Thumbs down to Oklahoma for no longer requesting the weekly White House Coronavirus Task Force Report, despite being ranked No. 1 in test positivity and setting a state record for COVID-19 hospitalizations on Monday.
Oklahoma Gov. Kevin Stitt has been at odds with the reports in the past.
Past reports have been critical of Oklahoma’s lack of COVID-19 restrictions and precautions and have advocated for Oklahoma to implement a statewide mask mandate, which Stitt has refused to do on multiple occasions. In the most recent report the state released on Dec. 9, the task force noted that “unlike other states in the Heartland, cases and new hospital admissions (in Oklahoma) are not plateauing.”
Meanwhile, Stitt is trying to attract visitors to our state as our COVID-19 cases surge. Tourism is great during normal times, but normal times are many months down the road.
Thumbs up to our state getting off to an “excellent start” with more than 30,000 people vaccinated.
Ultimately, our state will need about 70% of people to get vaccinated in order to obtain herd immunity — or community protection from the virus, said Dr. George Monks, president of Oklahoma State Medical Association.
Oklahoma’s vaccination system has at least a 24-hour lag time from when doses are given and when they appear in the state’s dashboard. Health officials can give other vaccines much faster, but they have to keep people who receive the COVID-19 shots there for at least 15 minutes to watch for any allergic reactions.

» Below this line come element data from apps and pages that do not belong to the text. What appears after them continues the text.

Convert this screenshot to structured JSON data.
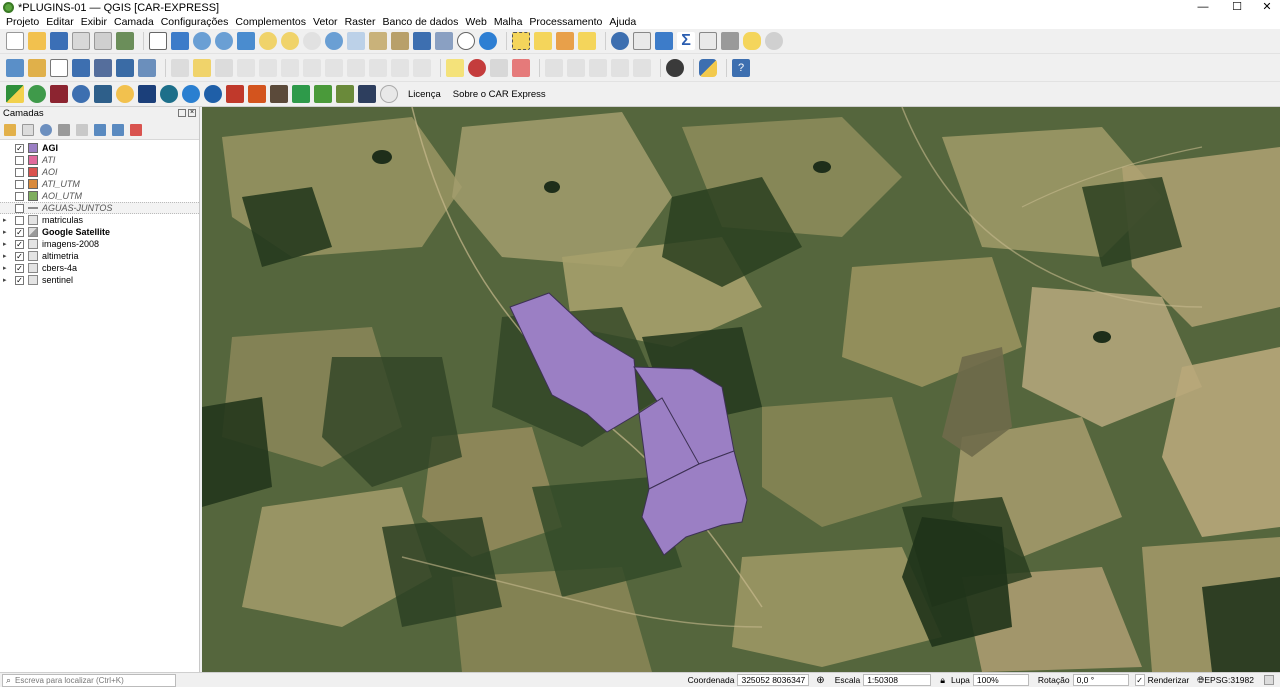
{
  "window": {
    "title": "*PLUGINS-01 — QGIS [CAR-EXPRESS]",
    "minimize": "—",
    "maximize": "☐",
    "close": "✕"
  },
  "menu": [
    "Projeto",
    "Editar",
    "Exibir",
    "Camada",
    "Configurações",
    "Complementos",
    "Vetor",
    "Raster",
    "Banco de dados",
    "Web",
    "Malha",
    "Processamento",
    "Ajuda"
  ],
  "plugin_toolbar": {
    "license": "Licença",
    "about": "Sobre o CAR Express"
  },
  "layers_panel": {
    "title": "Camadas",
    "layers": [
      {
        "name": "AGI",
        "checked": true,
        "style": "bold",
        "swatch": "#9b7fc4",
        "kind": "polygon"
      },
      {
        "name": "ATI",
        "checked": false,
        "style": "italic",
        "swatch": "#e06a9c",
        "kind": "polygon"
      },
      {
        "name": "AOI",
        "checked": false,
        "style": "italic",
        "swatch": "#d9534f",
        "kind": "polygon"
      },
      {
        "name": "ATI_UTM",
        "checked": false,
        "style": "italic",
        "swatch": "#d98a3c",
        "kind": "polygon"
      },
      {
        "name": "AOI_UTM",
        "checked": false,
        "style": "italic",
        "swatch": "#7fae5e",
        "kind": "polygon"
      },
      {
        "name": "AGUAS-JUNTOS",
        "checked": false,
        "style": "italic",
        "swatch": "#8a8a8a",
        "kind": "line"
      },
      {
        "name": "matriculas",
        "checked": false,
        "style": "normal",
        "kind": "group"
      },
      {
        "name": "Google Satellite",
        "checked": true,
        "style": "bold",
        "kind": "raster"
      },
      {
        "name": "imagens-2008",
        "checked": true,
        "style": "normal",
        "kind": "group"
      },
      {
        "name": "altimetria",
        "checked": true,
        "style": "normal",
        "kind": "group"
      },
      {
        "name": "cbers-4a",
        "checked": true,
        "style": "normal",
        "kind": "group"
      },
      {
        "name": "sentinel",
        "checked": true,
        "style": "normal",
        "kind": "group"
      }
    ]
  },
  "status": {
    "locator_placeholder": "Escreva para localizar (Ctrl+K)",
    "coordinate_label": "Coordenada",
    "coordinate": "325052  8036347",
    "scale_label": "Escala",
    "scale": "1:50308",
    "magnifier_label": "Lupa",
    "magnifier": "100%",
    "rotation_label": "Rotação",
    "rotation": "0,0 °",
    "render_label": "Renderizar",
    "crs": "EPSG:31982"
  },
  "colors": {
    "polygon_fill": "#9b7fc4",
    "polygon_stroke": "#3d3154"
  }
}
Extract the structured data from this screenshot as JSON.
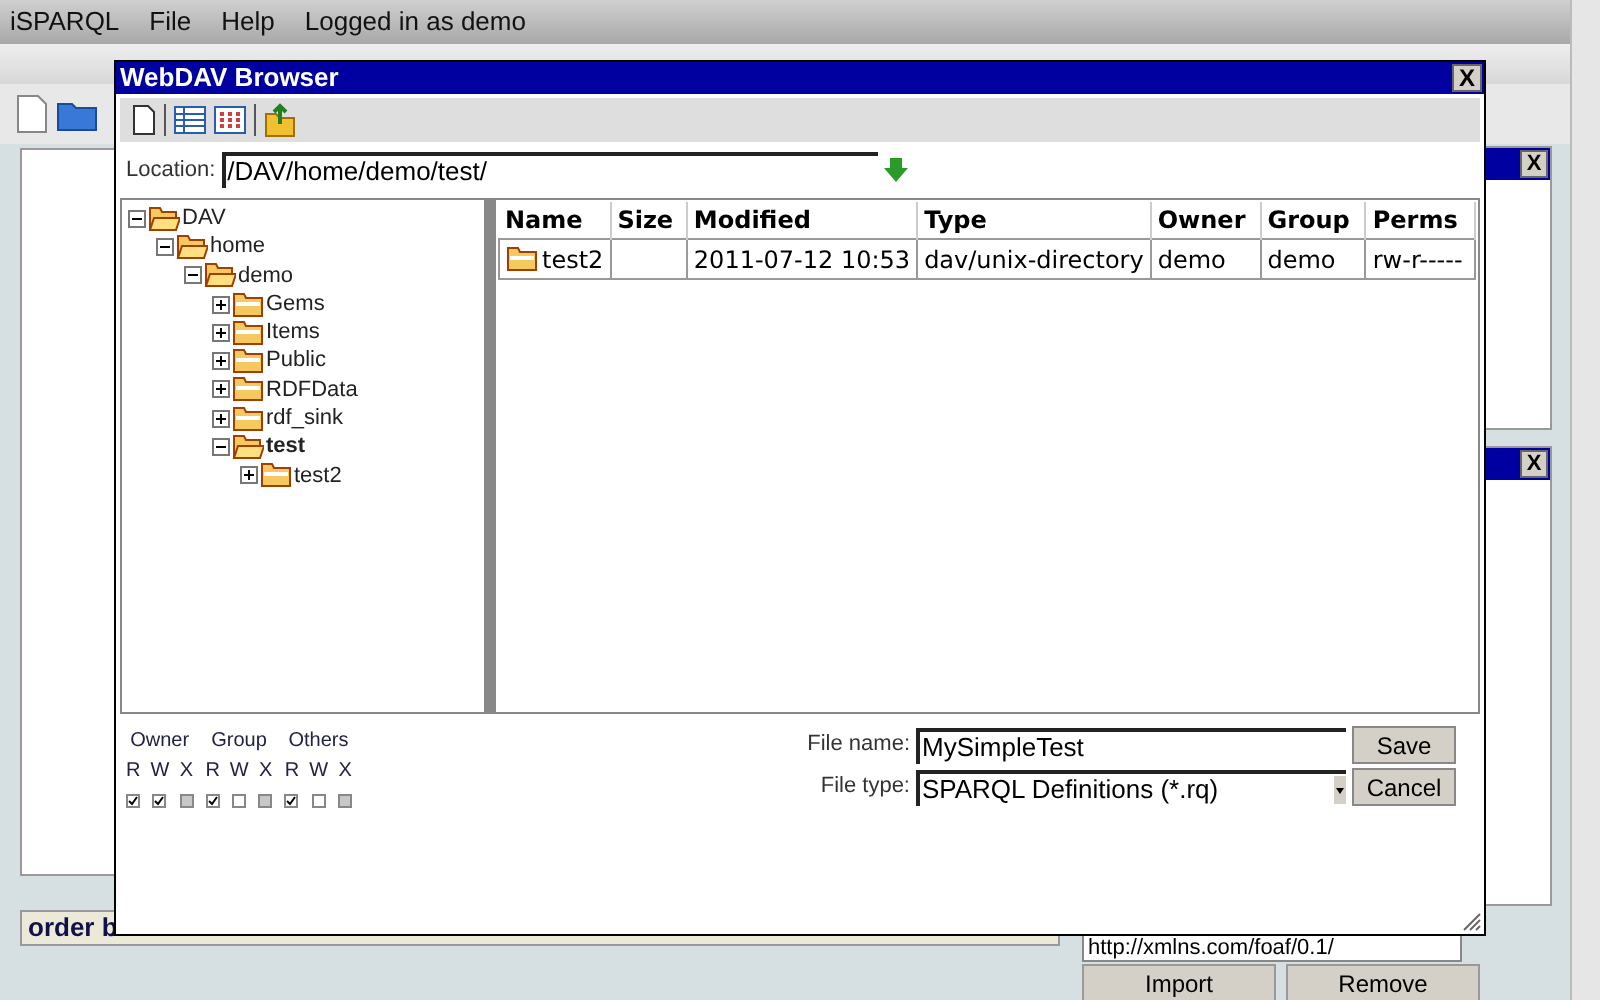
{
  "menu_bar": {
    "items": [
      "iSPARQL",
      "File",
      "Help"
    ],
    "status": "Logged in as demo"
  },
  "query_bar": {
    "label": "order b"
  },
  "namespace": {
    "value": "http://xmlns.com/foaf/0.1/"
  },
  "namespace_buttons": [
    "Import",
    "Remove"
  ],
  "side_panels": [
    {
      "close": "X"
    },
    {
      "close": "X"
    }
  ],
  "dialog": {
    "title": "WebDAV Browser",
    "close": "X",
    "location": {
      "label": "Location:",
      "value": "/DAV/home/demo/test/"
    },
    "tree": [
      {
        "label": "DAV",
        "expanded": true,
        "selected": false,
        "children": [
          {
            "label": "home",
            "expanded": true,
            "selected": false,
            "children": [
              {
                "label": "demo",
                "expanded": true,
                "selected": false,
                "children": [
                  {
                    "label": "Gems",
                    "expanded": false,
                    "selected": false
                  },
                  {
                    "label": "Items",
                    "expanded": false,
                    "selected": false
                  },
                  {
                    "label": "Public",
                    "expanded": false,
                    "selected": false
                  },
                  {
                    "label": "RDFData",
                    "expanded": false,
                    "selected": false
                  },
                  {
                    "label": "rdf_sink",
                    "expanded": false,
                    "selected": false
                  },
                  {
                    "label": "test",
                    "expanded": true,
                    "selected": true,
                    "children": [
                      {
                        "label": "test2",
                        "expanded": false,
                        "selected": false
                      }
                    ]
                  }
                ]
              }
            ]
          }
        ]
      }
    ],
    "table": {
      "columns": [
        "Name",
        "Size",
        "Modified",
        "Type",
        "Owner",
        "Group",
        "Perms"
      ],
      "rows": [
        [
          "test2",
          "",
          "2011-07-12 10:53",
          "dav/unix-directory",
          "demo",
          "demo",
          "rw-r-----"
        ]
      ]
    },
    "permissions": {
      "groups": [
        {
          "label": "Owner",
          "bits": [
            {
              "label": "R",
              "checked": true,
              "disabled": false
            },
            {
              "label": "W",
              "checked": true,
              "disabled": false
            },
            {
              "label": "X",
              "checked": false,
              "disabled": true
            }
          ]
        },
        {
          "label": "Group",
          "bits": [
            {
              "label": "R",
              "checked": true,
              "disabled": false
            },
            {
              "label": "W",
              "checked": false,
              "disabled": false
            },
            {
              "label": "X",
              "checked": false,
              "disabled": true
            }
          ]
        },
        {
          "label": "Others",
          "bits": [
            {
              "label": "R",
              "checked": true,
              "disabled": false
            },
            {
              "label": "W",
              "checked": false,
              "disabled": false
            },
            {
              "label": "X",
              "checked": false,
              "disabled": true
            }
          ]
        }
      ]
    },
    "file_name": {
      "label": "File name:",
      "value": "MySimpleTest"
    },
    "file_type": {
      "label": "File type:",
      "value": "SPARQL Definitions (*.rq)"
    },
    "buttons": [
      "Save",
      "Cancel"
    ]
  }
}
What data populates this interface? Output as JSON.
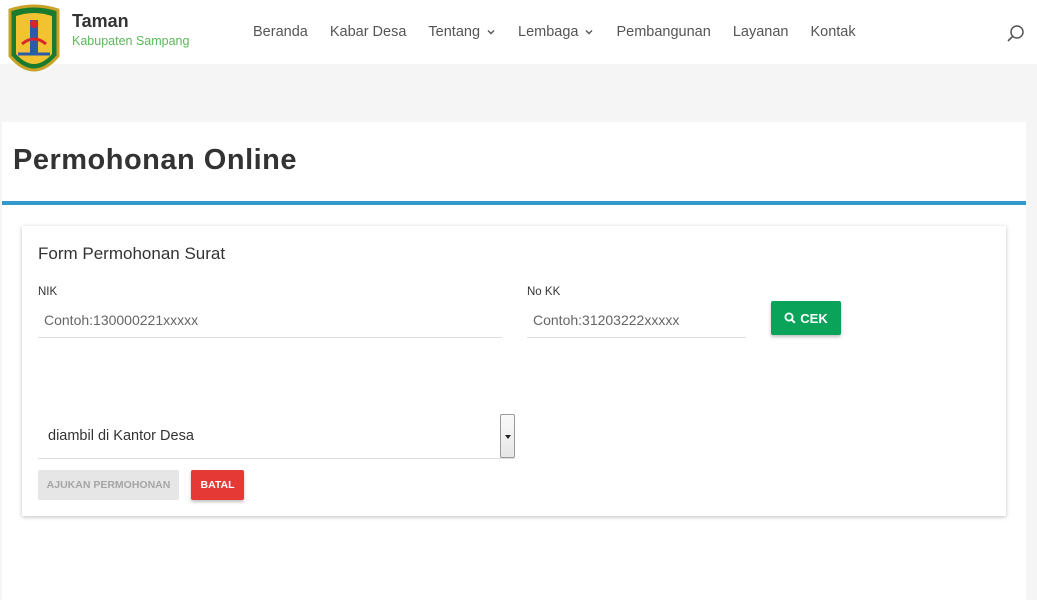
{
  "header": {
    "site_title": "Taman",
    "site_subtitle": "Kabupaten Sampang",
    "nav": [
      {
        "label": "Beranda"
      },
      {
        "label": "Kabar Desa"
      },
      {
        "label": "Tentang"
      },
      {
        "label": "Lembaga"
      },
      {
        "label": "Pembangunan"
      },
      {
        "label": "Layanan"
      },
      {
        "label": "Kontak"
      }
    ]
  },
  "page": {
    "title": "Permohonan Online"
  },
  "form": {
    "title": "Form Permohonan Surat",
    "nik_label": "NIK",
    "nik_placeholder": "Contoh:130000221xxxxx",
    "kk_label": "No KK",
    "kk_placeholder": "Contoh:31203222xxxxx",
    "cek_label": "CEK",
    "pickup_selected": "diambil di Kantor Desa",
    "submit_label": "AJUKAN PERMOHONAN",
    "cancel_label": "BATAL"
  },
  "colors": {
    "accent_blue": "#3399cc",
    "cek_green": "#0aa35a",
    "batal_red": "#e53935",
    "subtitle_green": "#5cb85c"
  }
}
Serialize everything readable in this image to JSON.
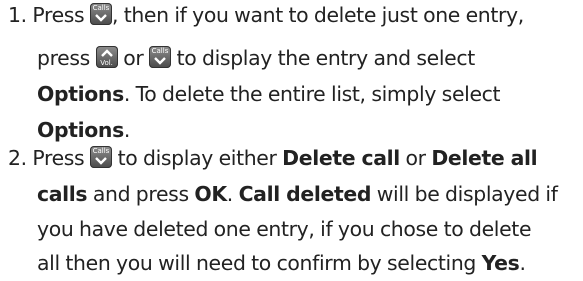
{
  "step1": {
    "number": "1.",
    "line1_a": " Press ",
    "line1_b": ", then if you want to delete just one entry,",
    "line2_a": "press ",
    "line2_b": " or ",
    "line2_c": " to display the entry and select",
    "line3_bold": "Options",
    "line3_rest": ". To delete the entire list, simply select",
    "line4_bold": "Options",
    "line4_rest": "."
  },
  "step2": {
    "number": "2.",
    "line1_a": " Press ",
    "line1_b": " to display either ",
    "line1_bold1": "Delete call",
    "line1_or": " or ",
    "line1_bold2": "Delete all",
    "line2_bold1": "calls",
    "line2_mid": " and press ",
    "line2_bold2": "OK",
    "line2_dot": ". ",
    "line2_bold3": "Call deleted",
    "line2_rest": " will be displayed if",
    "line3": "you have deleted one entry, if you chose to delete",
    "line4_a": "all then you will need to confirm by selecting ",
    "line4_bold": "Yes",
    "line4_dot": "."
  },
  "keys": {
    "calls": "Calls",
    "vol": "Vol."
  },
  "icons": {
    "calls_key": "calls-down-key-icon",
    "vol_key": "vol-up-key-icon"
  }
}
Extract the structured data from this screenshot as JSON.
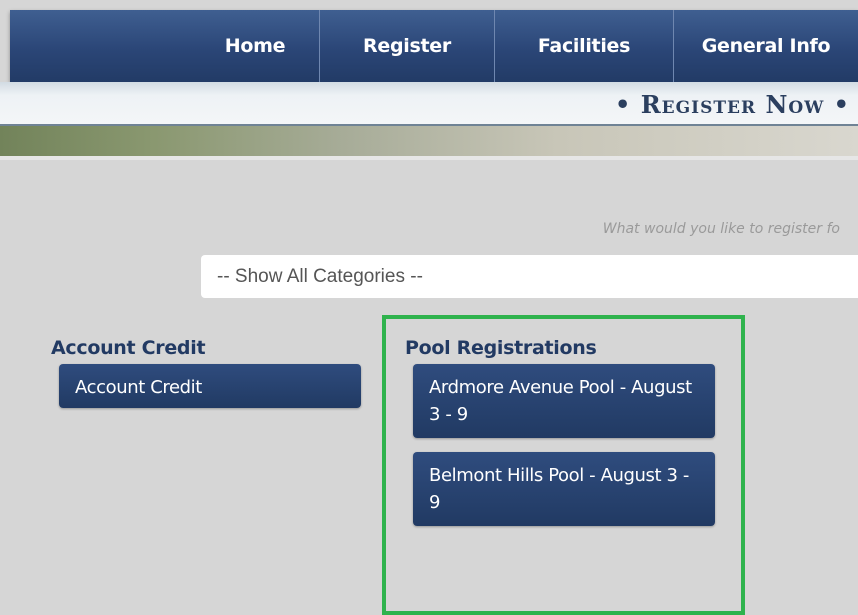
{
  "nav": {
    "items": [
      {
        "label": "Home"
      },
      {
        "label": "Register"
      },
      {
        "label": "Facilities"
      },
      {
        "label": "General Info"
      }
    ]
  },
  "banner": {
    "text": "• Register Now •"
  },
  "search": {
    "prompt": "What would you like to register fo",
    "category_select": "-- Show All Categories --"
  },
  "categories": [
    {
      "heading": "Account Credit",
      "items": [
        {
          "label": "Account Credit"
        }
      ]
    },
    {
      "heading": "Pool Registrations",
      "items": [
        {
          "label": "Ardmore Avenue Pool - August 3 - 9"
        },
        {
          "label": "Belmont Hills Pool - August 3 - 9"
        }
      ]
    }
  ],
  "colors": {
    "nav": "#2b4677",
    "button": "#2a4573",
    "highlight": "#2fb34d"
  }
}
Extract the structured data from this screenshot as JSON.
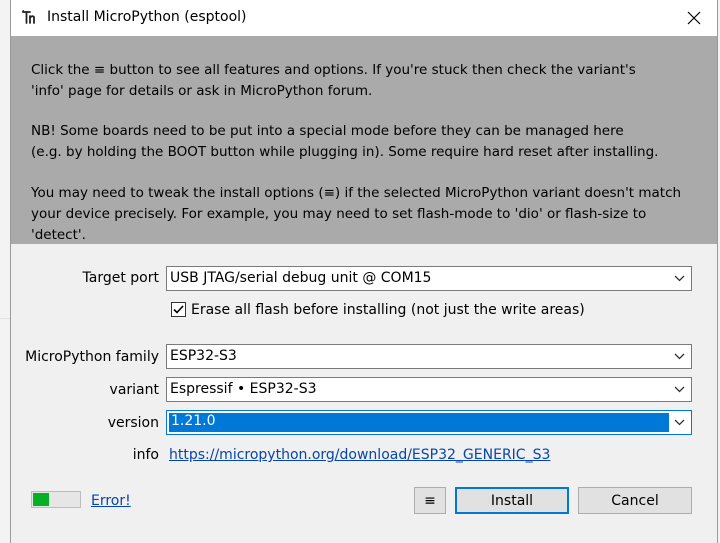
{
  "window": {
    "title": "Install MicroPython (esptool)",
    "app_icon": "thonny-icon",
    "close_icon": "close-icon"
  },
  "banner": {
    "paragraph1_line1": "Click the ≡ button to see all features and options. If you're stuck then check the variant's",
    "paragraph1_line2": "'info' page for details or ask in MicroPython forum.",
    "paragraph2_line1": "NB! Some boards need to be put into a special mode before they can be managed here",
    "paragraph2_line2": "(e.g. by holding the BOOT button while plugging in). Some require hard reset after installing.",
    "paragraph3_line1": "You may need to tweak the install options (≡) if the selected MicroPython variant doesn't match",
    "paragraph3_line2": "your device precisely. For example, you may need to set flash-mode to 'dio' or flash-size to 'detect'."
  },
  "form": {
    "target_port_label": "Target port",
    "target_port_value": "USB JTAG/serial debug unit @ COM15",
    "erase_label": "Erase all flash before installing (not just the write areas)",
    "erase_checked": true,
    "family_label": "MicroPython family",
    "family_value": "ESP32-S3",
    "variant_label": "variant",
    "variant_value": "Espressif • ESP32-S3",
    "version_label": "version",
    "version_value": "1.21.0",
    "info_label": "info",
    "info_link": "https://micropython.org/download/ESP32_GENERIC_S3"
  },
  "footer": {
    "progress_fraction": 0.35,
    "progress_color": "#06b025",
    "error_link": "Error!",
    "menu_button": "≡",
    "install_button": "Install",
    "cancel_button": "Cancel"
  },
  "colors": {
    "banner_bg": "#aaaaaa",
    "accent": "#0078d7",
    "link": "#0645ad"
  }
}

More thumbs up to Northern Oklahoma College for establishing a new wind turbine technician program in partnership with Oklahoma’s second-largest wind operator.
Thirteen students currently are enrolled in an introduction to wind energy course and other process technology courses as part of the program, pending accreditation from Oklahoma State Regents for Higher Education, and also will each receive a $2,000 scholarship.
Anticipated in 2021, students who complete the curriculum will earn an associate degree in process technology with a wind energy concentration. Graduates will be qualified for work as a wind turbine service technician, by far the fastest-growing occupation in Oklahoma with 64.5% projected growth from 2018-28.
This is a good example of a school moving to ride the wave of the future.